EXERCISE INSTRUCTIONS =
Your task is to filter the entries and copy every line containing the string "Combustion".

[Dataset rows describing interfaces]
* * * * * * *
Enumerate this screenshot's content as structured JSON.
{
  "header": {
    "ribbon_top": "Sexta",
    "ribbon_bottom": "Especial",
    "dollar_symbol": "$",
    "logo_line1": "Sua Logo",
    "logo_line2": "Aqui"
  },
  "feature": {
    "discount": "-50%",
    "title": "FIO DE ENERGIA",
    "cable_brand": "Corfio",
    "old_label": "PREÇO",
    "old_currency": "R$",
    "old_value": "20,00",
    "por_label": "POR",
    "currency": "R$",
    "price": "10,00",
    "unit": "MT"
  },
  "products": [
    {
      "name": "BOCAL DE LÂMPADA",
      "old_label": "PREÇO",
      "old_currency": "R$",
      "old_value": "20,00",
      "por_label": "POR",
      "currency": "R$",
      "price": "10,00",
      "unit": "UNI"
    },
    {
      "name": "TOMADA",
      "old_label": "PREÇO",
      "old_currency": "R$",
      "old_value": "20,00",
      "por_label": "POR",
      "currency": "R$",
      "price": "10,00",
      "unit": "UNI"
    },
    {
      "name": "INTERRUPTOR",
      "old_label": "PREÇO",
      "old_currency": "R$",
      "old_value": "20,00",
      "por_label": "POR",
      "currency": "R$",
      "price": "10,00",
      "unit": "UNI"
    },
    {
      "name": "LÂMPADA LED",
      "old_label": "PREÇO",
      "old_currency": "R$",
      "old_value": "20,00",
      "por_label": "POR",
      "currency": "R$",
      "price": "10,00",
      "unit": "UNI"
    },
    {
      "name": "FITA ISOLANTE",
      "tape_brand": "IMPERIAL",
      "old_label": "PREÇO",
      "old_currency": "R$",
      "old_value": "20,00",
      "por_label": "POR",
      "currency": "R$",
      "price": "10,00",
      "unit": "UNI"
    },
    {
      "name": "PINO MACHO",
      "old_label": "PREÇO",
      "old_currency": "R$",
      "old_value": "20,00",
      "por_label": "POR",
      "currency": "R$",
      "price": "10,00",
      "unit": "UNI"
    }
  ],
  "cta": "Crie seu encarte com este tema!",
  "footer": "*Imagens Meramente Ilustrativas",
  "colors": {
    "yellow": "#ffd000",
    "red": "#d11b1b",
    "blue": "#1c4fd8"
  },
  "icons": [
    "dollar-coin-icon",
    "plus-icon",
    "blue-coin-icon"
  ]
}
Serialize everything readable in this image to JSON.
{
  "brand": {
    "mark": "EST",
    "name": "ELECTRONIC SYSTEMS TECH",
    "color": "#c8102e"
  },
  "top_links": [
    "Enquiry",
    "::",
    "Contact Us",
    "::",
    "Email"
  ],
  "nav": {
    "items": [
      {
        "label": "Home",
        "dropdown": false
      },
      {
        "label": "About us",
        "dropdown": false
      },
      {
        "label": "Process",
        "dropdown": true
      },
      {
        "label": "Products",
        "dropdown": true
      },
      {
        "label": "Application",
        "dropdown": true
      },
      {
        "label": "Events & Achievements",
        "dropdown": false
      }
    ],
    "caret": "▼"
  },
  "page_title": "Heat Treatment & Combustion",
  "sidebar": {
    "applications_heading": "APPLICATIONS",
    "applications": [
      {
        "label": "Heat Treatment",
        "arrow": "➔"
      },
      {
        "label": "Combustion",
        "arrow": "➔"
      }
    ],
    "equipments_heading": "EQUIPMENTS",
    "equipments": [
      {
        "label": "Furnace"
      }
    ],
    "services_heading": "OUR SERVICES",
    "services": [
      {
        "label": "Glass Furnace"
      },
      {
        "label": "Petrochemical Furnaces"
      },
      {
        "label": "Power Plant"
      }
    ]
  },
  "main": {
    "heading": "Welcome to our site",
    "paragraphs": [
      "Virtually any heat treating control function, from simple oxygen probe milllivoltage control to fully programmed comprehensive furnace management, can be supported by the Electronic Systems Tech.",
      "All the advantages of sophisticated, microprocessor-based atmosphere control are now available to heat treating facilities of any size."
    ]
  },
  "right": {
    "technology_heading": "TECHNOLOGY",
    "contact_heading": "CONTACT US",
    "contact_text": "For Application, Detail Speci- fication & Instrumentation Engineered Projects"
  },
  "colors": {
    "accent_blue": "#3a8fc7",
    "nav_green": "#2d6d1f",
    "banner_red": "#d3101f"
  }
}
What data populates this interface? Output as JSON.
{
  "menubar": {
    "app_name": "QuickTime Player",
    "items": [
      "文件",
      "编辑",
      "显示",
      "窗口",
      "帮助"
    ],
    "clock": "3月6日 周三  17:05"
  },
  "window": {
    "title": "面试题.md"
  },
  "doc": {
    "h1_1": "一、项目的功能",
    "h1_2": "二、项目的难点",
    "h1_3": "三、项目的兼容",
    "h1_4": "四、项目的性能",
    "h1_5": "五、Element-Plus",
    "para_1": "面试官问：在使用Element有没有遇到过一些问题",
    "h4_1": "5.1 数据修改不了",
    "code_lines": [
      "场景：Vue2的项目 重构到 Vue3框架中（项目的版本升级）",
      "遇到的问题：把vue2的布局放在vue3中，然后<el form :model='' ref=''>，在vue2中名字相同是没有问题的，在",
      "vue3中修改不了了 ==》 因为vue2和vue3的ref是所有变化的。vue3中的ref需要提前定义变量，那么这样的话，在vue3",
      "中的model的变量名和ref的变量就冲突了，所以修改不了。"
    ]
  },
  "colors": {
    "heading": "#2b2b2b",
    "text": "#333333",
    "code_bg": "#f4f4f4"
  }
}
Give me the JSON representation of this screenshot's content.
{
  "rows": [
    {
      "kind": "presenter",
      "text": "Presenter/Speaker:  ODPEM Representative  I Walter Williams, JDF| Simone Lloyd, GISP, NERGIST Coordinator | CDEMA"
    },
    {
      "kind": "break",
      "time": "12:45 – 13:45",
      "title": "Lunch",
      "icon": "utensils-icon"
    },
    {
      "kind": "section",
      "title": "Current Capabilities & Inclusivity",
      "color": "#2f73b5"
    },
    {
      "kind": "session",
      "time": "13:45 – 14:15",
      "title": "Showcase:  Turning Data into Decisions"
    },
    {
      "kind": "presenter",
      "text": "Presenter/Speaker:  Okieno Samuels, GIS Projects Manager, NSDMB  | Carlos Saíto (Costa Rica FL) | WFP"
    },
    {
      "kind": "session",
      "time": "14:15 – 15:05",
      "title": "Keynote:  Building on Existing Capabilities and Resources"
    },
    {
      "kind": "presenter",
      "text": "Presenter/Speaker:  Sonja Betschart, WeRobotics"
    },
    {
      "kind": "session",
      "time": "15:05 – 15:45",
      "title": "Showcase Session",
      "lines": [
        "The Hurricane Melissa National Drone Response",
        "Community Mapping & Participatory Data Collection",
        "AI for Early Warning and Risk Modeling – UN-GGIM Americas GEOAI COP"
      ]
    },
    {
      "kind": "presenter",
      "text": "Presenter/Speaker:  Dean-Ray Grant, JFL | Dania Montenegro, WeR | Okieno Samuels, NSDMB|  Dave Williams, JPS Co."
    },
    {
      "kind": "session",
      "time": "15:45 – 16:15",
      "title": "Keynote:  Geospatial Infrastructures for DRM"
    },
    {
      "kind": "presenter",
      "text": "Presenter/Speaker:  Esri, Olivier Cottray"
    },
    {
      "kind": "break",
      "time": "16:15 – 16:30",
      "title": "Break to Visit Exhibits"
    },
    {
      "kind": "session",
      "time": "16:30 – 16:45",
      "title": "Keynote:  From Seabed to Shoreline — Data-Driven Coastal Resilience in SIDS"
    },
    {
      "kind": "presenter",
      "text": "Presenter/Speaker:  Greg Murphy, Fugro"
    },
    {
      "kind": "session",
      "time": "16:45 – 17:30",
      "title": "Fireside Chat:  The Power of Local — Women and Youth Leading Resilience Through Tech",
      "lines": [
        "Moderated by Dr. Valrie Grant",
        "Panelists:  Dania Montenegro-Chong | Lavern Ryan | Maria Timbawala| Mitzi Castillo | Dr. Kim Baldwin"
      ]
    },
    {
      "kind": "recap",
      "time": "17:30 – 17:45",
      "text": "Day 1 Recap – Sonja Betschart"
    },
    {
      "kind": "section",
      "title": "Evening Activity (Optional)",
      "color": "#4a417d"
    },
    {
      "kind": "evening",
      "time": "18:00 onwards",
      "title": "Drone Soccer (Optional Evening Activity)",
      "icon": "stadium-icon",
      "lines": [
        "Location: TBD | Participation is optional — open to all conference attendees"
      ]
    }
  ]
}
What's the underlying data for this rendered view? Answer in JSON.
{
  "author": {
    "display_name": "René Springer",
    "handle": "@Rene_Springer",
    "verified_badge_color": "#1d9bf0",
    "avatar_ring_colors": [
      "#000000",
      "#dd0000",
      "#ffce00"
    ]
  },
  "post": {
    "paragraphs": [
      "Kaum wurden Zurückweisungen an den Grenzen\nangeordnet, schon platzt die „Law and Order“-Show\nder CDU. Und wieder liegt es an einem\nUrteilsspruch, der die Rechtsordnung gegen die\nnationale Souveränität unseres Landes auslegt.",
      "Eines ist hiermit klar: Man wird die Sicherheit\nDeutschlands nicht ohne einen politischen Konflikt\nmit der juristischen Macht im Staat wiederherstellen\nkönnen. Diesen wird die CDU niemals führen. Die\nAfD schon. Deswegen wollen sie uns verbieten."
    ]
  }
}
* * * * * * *
TASK RESULT =
  "page_title": "Heat Treatment & Combustion",
        "label": "Combustion",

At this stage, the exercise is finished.